Magazine article The Exceptional Parent

Parenting: From the Perspective of a Child with a Disability

Magazine article The Exceptional Parent

Parenting: From the Perspective of a Child with a Disability

Article excerpt

When God decided I was going to have a disability, at least He made sure that I was born into the right family. As luck would have it, when I was born with cerebral palsy, I had the good fortune to be born into large, loud, Irish-Catholic family in which I was the sixth out of seven children. So when I came along, my mom and dad were kind of "old hats" at raising children, which was extremely important because when I was diagnosed with cerebral palsy my parents, although concerned, did not skip a beat. My father, a doctor and my mother, a nurse knew that there would be significantly different challenges raising me, then my siblings. Yet, they were not going to change their parenting style just because I had a disability. So basically I was "mainstreamed" right there in my own family before I could even walk or talk. And they made sure that my siblings understood the rules of the road, so to speak.
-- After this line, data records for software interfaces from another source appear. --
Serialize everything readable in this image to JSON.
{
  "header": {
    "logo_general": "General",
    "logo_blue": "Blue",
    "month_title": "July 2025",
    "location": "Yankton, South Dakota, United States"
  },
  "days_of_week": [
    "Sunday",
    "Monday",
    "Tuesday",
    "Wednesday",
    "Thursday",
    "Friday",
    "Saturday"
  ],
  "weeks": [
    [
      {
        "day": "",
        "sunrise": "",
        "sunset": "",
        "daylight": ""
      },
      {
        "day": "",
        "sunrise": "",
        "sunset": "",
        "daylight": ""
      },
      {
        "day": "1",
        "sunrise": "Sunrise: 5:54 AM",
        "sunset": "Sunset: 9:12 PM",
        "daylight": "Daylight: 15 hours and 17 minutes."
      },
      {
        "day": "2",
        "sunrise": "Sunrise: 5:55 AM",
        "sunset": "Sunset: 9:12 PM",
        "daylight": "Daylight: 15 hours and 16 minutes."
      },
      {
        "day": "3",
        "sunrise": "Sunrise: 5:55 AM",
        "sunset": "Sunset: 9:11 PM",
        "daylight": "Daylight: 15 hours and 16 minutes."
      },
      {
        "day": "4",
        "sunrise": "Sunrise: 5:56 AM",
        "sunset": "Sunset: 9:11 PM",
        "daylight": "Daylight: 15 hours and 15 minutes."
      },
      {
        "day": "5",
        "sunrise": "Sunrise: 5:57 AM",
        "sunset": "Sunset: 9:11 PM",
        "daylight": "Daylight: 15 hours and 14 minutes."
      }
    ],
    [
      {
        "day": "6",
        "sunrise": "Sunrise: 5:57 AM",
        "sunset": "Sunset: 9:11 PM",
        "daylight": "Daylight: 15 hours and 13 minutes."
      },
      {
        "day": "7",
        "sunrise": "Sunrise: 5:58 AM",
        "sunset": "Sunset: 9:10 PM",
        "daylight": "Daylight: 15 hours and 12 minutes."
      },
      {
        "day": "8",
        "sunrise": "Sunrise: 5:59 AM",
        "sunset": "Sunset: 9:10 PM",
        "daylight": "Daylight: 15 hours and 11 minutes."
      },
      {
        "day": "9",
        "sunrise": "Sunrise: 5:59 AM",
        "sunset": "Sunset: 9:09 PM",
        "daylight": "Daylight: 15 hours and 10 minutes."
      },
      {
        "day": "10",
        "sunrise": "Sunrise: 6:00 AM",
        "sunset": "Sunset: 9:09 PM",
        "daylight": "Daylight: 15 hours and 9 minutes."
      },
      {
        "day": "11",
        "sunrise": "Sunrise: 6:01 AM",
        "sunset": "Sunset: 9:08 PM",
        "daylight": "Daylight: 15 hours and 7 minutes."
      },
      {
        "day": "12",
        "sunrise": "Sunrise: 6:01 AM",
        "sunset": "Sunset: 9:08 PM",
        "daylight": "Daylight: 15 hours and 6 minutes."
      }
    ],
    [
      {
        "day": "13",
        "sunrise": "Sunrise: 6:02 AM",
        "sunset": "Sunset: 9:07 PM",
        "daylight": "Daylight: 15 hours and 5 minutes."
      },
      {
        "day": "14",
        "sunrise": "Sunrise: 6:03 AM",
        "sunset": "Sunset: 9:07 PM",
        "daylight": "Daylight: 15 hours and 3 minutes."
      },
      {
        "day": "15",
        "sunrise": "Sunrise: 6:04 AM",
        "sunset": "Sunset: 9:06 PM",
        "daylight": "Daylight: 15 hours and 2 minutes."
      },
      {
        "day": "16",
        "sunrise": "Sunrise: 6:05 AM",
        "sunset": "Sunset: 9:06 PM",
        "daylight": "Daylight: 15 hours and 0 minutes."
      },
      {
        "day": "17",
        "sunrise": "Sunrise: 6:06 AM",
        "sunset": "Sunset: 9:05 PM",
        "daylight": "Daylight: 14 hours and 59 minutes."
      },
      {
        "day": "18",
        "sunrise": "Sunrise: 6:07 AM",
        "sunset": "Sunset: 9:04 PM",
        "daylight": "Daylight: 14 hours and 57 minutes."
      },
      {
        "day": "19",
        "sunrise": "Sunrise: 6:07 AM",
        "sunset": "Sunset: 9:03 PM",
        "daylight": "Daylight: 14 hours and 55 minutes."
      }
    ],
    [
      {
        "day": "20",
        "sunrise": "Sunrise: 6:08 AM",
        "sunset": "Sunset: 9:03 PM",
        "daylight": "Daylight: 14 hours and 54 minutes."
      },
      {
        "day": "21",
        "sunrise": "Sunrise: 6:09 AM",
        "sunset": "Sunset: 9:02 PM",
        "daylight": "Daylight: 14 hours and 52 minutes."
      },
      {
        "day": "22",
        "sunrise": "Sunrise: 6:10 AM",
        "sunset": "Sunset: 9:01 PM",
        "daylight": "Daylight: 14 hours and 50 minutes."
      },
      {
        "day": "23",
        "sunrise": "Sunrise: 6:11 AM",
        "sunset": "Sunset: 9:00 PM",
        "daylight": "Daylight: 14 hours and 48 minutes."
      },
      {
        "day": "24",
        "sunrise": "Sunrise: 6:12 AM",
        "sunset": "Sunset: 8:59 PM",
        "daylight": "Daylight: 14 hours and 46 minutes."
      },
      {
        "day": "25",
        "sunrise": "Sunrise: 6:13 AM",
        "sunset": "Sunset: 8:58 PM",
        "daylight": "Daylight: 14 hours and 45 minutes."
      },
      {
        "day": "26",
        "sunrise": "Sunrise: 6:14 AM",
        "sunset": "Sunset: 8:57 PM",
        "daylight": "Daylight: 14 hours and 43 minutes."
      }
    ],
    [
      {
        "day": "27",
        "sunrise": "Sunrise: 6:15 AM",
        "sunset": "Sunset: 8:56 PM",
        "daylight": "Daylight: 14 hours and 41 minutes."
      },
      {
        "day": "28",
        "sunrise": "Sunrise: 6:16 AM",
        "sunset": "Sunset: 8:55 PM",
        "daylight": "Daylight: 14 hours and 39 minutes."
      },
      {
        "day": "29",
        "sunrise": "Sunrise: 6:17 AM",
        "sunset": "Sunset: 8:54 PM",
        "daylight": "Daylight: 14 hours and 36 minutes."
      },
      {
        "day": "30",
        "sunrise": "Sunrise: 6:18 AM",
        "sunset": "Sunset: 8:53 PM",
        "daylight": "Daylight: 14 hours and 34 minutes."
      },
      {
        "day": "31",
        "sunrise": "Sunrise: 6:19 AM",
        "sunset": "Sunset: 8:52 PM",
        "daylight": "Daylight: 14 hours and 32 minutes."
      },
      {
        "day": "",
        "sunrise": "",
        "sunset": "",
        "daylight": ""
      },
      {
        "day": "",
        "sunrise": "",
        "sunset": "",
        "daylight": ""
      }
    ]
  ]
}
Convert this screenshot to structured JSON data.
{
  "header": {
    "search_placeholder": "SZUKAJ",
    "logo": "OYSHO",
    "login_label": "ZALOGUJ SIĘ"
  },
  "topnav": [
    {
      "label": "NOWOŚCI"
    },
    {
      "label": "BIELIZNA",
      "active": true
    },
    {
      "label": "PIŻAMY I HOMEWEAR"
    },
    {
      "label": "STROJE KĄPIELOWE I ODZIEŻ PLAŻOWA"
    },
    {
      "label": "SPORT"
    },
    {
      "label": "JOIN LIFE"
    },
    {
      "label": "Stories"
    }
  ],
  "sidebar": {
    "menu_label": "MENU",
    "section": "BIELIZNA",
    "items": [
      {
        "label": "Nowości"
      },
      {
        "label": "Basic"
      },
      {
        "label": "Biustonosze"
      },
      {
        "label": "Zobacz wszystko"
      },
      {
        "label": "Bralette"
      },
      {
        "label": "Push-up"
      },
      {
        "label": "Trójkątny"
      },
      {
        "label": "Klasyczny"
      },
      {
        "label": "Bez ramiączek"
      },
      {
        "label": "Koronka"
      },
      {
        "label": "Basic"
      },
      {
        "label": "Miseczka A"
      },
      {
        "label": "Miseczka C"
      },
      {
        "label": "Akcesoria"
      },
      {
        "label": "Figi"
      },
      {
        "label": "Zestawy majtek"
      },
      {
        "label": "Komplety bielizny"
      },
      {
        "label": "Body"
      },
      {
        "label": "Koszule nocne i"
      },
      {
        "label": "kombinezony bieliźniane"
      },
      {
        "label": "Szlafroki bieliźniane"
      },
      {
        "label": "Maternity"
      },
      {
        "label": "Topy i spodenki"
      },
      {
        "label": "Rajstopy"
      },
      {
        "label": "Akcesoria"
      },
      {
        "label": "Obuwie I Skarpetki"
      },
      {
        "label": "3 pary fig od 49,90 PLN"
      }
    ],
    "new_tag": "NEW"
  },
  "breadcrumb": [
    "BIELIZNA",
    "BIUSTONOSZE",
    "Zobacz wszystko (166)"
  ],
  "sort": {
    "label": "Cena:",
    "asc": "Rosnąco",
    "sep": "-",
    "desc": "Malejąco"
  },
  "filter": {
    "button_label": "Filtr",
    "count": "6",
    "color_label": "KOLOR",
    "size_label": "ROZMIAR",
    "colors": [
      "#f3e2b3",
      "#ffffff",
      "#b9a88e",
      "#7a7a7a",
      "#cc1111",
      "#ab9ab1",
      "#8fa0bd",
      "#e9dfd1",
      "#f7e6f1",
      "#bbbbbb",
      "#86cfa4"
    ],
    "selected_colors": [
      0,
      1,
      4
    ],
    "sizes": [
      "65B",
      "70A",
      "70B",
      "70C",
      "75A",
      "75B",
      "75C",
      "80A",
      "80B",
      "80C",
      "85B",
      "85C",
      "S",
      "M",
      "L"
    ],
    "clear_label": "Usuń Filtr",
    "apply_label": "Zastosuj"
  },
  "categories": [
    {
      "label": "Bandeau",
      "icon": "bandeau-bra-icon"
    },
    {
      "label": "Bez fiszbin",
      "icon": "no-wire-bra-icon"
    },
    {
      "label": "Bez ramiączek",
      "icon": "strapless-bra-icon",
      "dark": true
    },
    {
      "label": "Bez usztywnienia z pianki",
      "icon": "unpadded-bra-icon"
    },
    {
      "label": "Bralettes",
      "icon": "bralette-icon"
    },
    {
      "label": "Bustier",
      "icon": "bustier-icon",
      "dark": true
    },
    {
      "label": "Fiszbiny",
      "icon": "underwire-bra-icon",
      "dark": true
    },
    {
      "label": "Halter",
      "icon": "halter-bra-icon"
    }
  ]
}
Yes, finding out that your child has a disability can be devastating, but from the moment parents find out the diagnosis, how they react to their child will have a powerful and long lasting impact. Many parents say that when they are told that their child has some condition, it is almost as shocking as hearing the child had died. Some parents go into a state of grieving because their perception of that child's life is changed dramatically. Their hopes and dreams for their baby being successful in the way that they envisioned success to be often disappears. Sometimes, all they see is a life filled with heartache and despair, and that can prove to be an overwhelming burden. If the child senses this grief and despair from their parents as it relates to their disability, it will impact how the child learns to cope. But, more important, the child will tend to dwell on all the things he or she cannot do rather than focus on all the things he or she can do. That is a major difference in focus, and a major contributor to how he or she will live life.

I am sure that when I first was diagnosed, my parents were caught off guard and were not sure what the future would bring for me. and for them. But they took great pains to insure that their concern over my disability was mostly kept to themselves. I never sensed from them or from my siblings that their expectations for me diminished when they found out I had disability. Nor did I feel that my parents had one set of expectations for my brother and sisters, and a different set for me. The mantra that I always heard from my mother was, "You can be anything you want be if you put your mind to it." All of her children had their own limitations and abilities, and all were different with different goals and aspirations.

[ILLUSTRATION OMITTED]

Throughout their lives, people with disabilities are going to face discrimination, low expectations, pity, overprotection, and isolation on a regular basis when interfacing with society. These are not what a person with a disability should experience in their own family. If parents or family members have low expectations, or are overly protective, then the child is going to assume he or she has limitations before the start of preschool. …

Search by... Author
Show... All Results Primary Sources Peer-reviewed

Oops!

An unknown error has occurred. Please click the button below to reload the page. If the problem persists, please try again in a little while.